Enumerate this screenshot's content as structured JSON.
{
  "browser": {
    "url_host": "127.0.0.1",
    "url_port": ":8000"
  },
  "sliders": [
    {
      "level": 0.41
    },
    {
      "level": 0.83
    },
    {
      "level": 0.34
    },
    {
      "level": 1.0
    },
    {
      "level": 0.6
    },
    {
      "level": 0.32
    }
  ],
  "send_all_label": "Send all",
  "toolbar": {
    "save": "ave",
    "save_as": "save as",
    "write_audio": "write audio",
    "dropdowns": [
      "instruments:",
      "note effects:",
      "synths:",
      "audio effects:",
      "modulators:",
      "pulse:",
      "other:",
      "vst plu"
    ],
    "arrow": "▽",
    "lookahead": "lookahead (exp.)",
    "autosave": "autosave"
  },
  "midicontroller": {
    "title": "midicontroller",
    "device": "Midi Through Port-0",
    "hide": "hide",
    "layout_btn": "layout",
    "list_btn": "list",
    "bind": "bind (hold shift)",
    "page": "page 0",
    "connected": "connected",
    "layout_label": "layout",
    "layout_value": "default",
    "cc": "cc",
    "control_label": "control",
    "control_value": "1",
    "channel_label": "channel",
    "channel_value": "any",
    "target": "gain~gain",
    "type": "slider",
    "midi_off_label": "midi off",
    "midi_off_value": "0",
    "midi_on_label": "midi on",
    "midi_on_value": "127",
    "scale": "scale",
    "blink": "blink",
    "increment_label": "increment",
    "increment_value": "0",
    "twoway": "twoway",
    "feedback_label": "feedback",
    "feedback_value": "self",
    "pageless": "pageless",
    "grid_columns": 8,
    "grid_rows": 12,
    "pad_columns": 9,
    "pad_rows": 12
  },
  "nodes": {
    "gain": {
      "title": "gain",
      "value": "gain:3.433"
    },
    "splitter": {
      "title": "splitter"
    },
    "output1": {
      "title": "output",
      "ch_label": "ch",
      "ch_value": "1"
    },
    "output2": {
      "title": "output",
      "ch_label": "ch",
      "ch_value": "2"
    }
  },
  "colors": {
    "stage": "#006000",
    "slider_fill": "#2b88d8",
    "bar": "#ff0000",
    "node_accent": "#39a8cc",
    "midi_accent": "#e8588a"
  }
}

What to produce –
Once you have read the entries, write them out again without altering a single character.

Result of this task –
Enumerate this screenshot's content as structured JSON.
{
  "browser": {
    "url_host": "127.0.0.1",
    "url_port": ":8000"
  },
  "sliders": [
    {
      "level": 0.41
    },
    {
      "level": 0.83
    },
    {
      "level": 0.34
    },
    {
      "level": 1.0
    },
    {
      "level": 0.6
    },
    {
      "level": 0.32
    }
  ],
  "send_all_label": "Send all",
  "toolbar": {
    "save": "ave",
    "save_as": "save as",
    "write_audio": "write audio",
    "dropdowns": [
      "instruments:",
      "note effects:",
      "synths:",
      "audio effects:",
      "modulators:",
      "pulse:",
      "other:",
      "vst plu"
    ],
    "arrow": "▽",
    "lookahead": "lookahead (exp.)",
    "autosave": "autosave"
  },
  "midicontroller": {
    "title": "midicontroller",
    "device": "Midi Through Port-0",
    "hide": "hide",
    "layout_btn": "layout",
    "list_btn": "list",
    "bind": "bind (hold shift)",
    "page": "page 0",
    "connected": "connected",
    "layout_label": "layout",
    "layout_value": "default",
    "cc": "cc",
    "control_label": "control",
    "control_value": "1",
    "channel_label": "channel",
    "channel_value": "any",
    "target": "gain~gain",
    "type": "slider",
    "midi_off_label": "midi off",
    "midi_off_value": "0",
    "midi_on_label": "midi on",
    "midi_on_value": "127",
    "scale": "scale",
    "blink": "blink",
    "increment_label": "increment",
    "increment_value": "0",
    "twoway": "twoway",
    "feedback_label": "feedback",
    "feedback_value": "self",
    "pageless": "pageless",
    "grid_columns": 8,
    "grid_rows": 12,
    "pad_columns": 9,
    "pad_rows": 12
  },
  "nodes": {
    "gain": {
      "title": "gain",
      "value": "gain:3.433"
    },
    "splitter": {
      "title": "splitter"
    },
    "output1": {
      "title": "output",
      "ch_label": "ch",
      "ch_value": "1"
    },
    "output2": {
      "title": "output",
      "ch_label": "ch",
      "ch_value": "2"
    }
  },
  "colors": {
    "stage": "#006000",
    "slider_fill": "#2b88d8",
    "bar": "#ff0000",
    "node_accent": "#39a8cc",
    "midi_accent": "#e8588a"
  }
}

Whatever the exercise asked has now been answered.